What has changed is that corporate agriculture made a transition away from annual crops to higher value perennial crops such as almonds, for example. And agriculture will soon have to deal with the facts of nature that dictate that one should not proliferate permanent crops in a State that has an intermittent water supply.
If we were to take salmon and smelt entirely out of the equation and let them go extinct, as some farmers have called for, what would they get? Five percent more water than they have now. This does nothing to fix the underlying problem and we will very soon find out that the extra 5 percent evaporates as quickly as a drop of water on a hot stone by just planting a few more acres of trees – and then who are we going to blame after the “minnows” are gone?
While fishermen have fishing seasons, gear restrictions, limited entry fisheries, and other restrictions to make sure the fishery is sustainable, farmers do not. Maybe it is time to think about ideas like “tree limits”, “limited entry crops”, or “individual farming quotas” to help our water supply be used in a sustainable manner.
In California, the public owns the state’s water and its fisheries. These resources are not private property. The federal Central Valley Project was been built and paid for by the federal taxpayer, it also belongs to the people. Those who use our resources must do so responsibly. Our water and our fish are a public trust that gets handed down from generation to generation, and it is unfortunate that we have to rely on “big government” to uphold that trust, but it can’t be helped as long as some do not act responsible.
The Pacific Legal Foundation describes itself as a defender of property rights, limited government and free enterprise. If PLF believes in free enterprise, they should start by defending California’s salmon fishermen – small businessmen and women who depend on healthy rivers.
The Endangered Species Act helps us balance our needs and desires in a way that enables all to live in the same State and share its resources as good neighbors would.
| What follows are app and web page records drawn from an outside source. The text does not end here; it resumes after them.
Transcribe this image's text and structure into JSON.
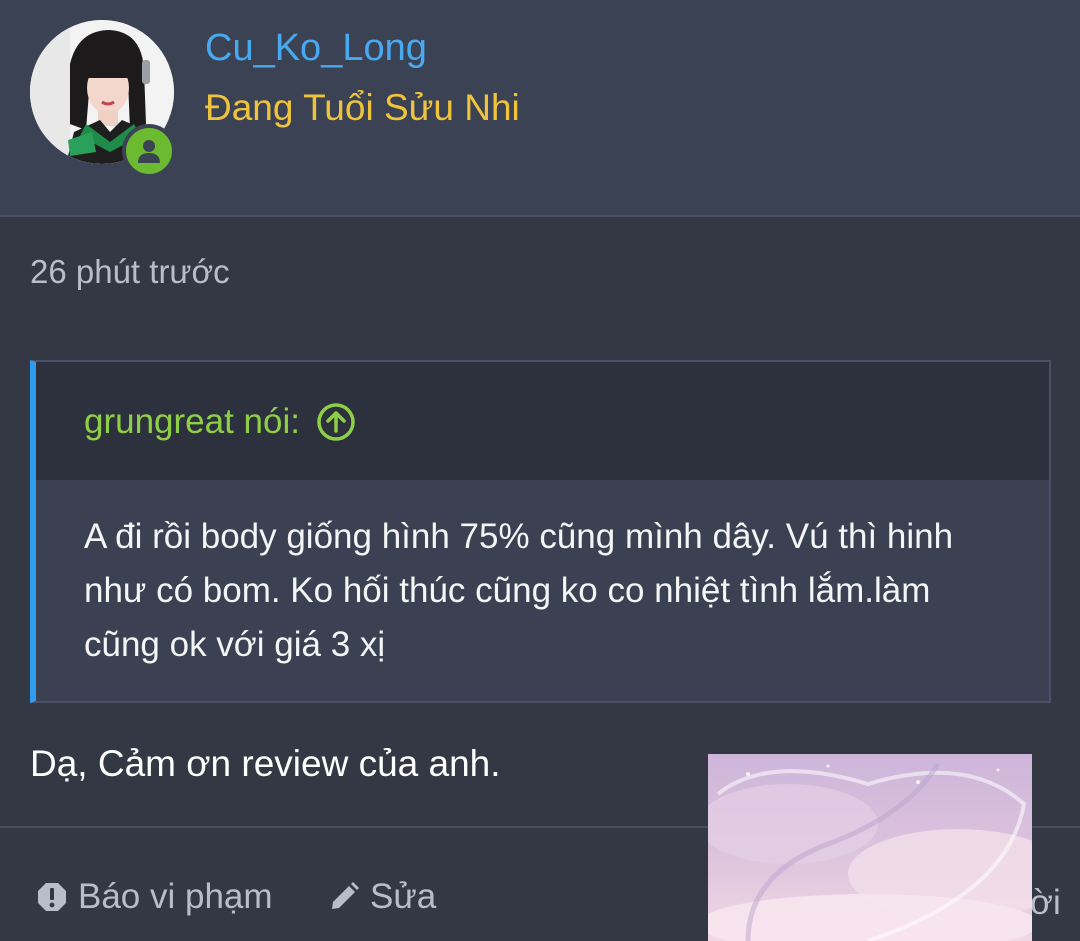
{
  "user": {
    "username": "Cu_Ko_Long",
    "title": "Đang Tuổi Sửu Nhi",
    "status": "online",
    "avatar_icon": "avatar-photo",
    "badge_icon": "user-online-icon"
  },
  "post": {
    "timestamp": "26 phút trước",
    "quote": {
      "author_label": "grungreat nói:",
      "jump_icon": "arrow-up-circle-icon",
      "text": "A đi rồi body giống hình 75% cũng mình dây. Vú thì hinh như có bom. Ko hối thúc cũng ko co nhiệt tình lắm.làm cũng ok với giá 3 xị"
    },
    "reply_text": "Dạ, Cảm ơn review của anh."
  },
  "actions": {
    "report_label": "Báo vi phạm",
    "report_icon": "exclamation-icon",
    "edit_label": "Sửa",
    "edit_icon": "pencil-icon",
    "more_label": "ời"
  },
  "colors": {
    "username": "#48a9ee",
    "title": "#efc33b",
    "quote_author": "#8fcf45",
    "quote_border": "#2f9cee",
    "online": "#6cba2f"
  }
}
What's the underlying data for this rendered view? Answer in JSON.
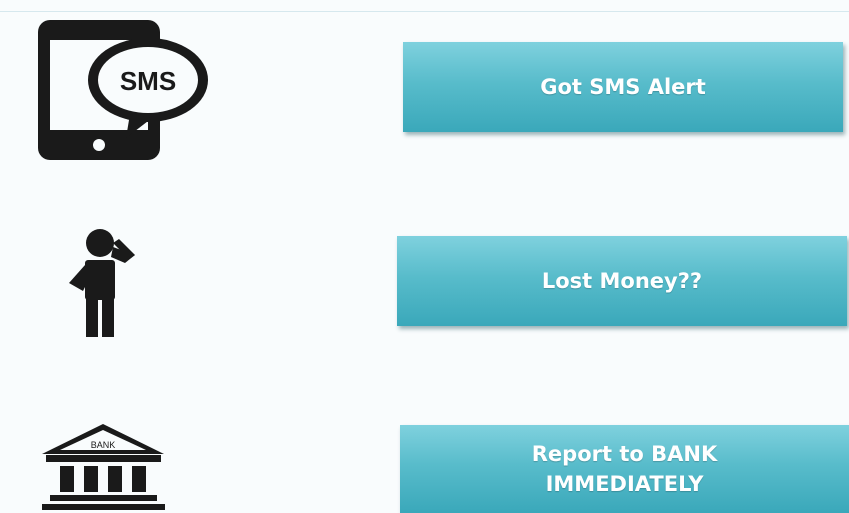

Abolishing the Endangered Species Act so that one interest group takes precedent over another group of citizens is about as stupid of an idea as suspending drunk driving laws on the 4th of July because some want to drive after a few extra cocktails.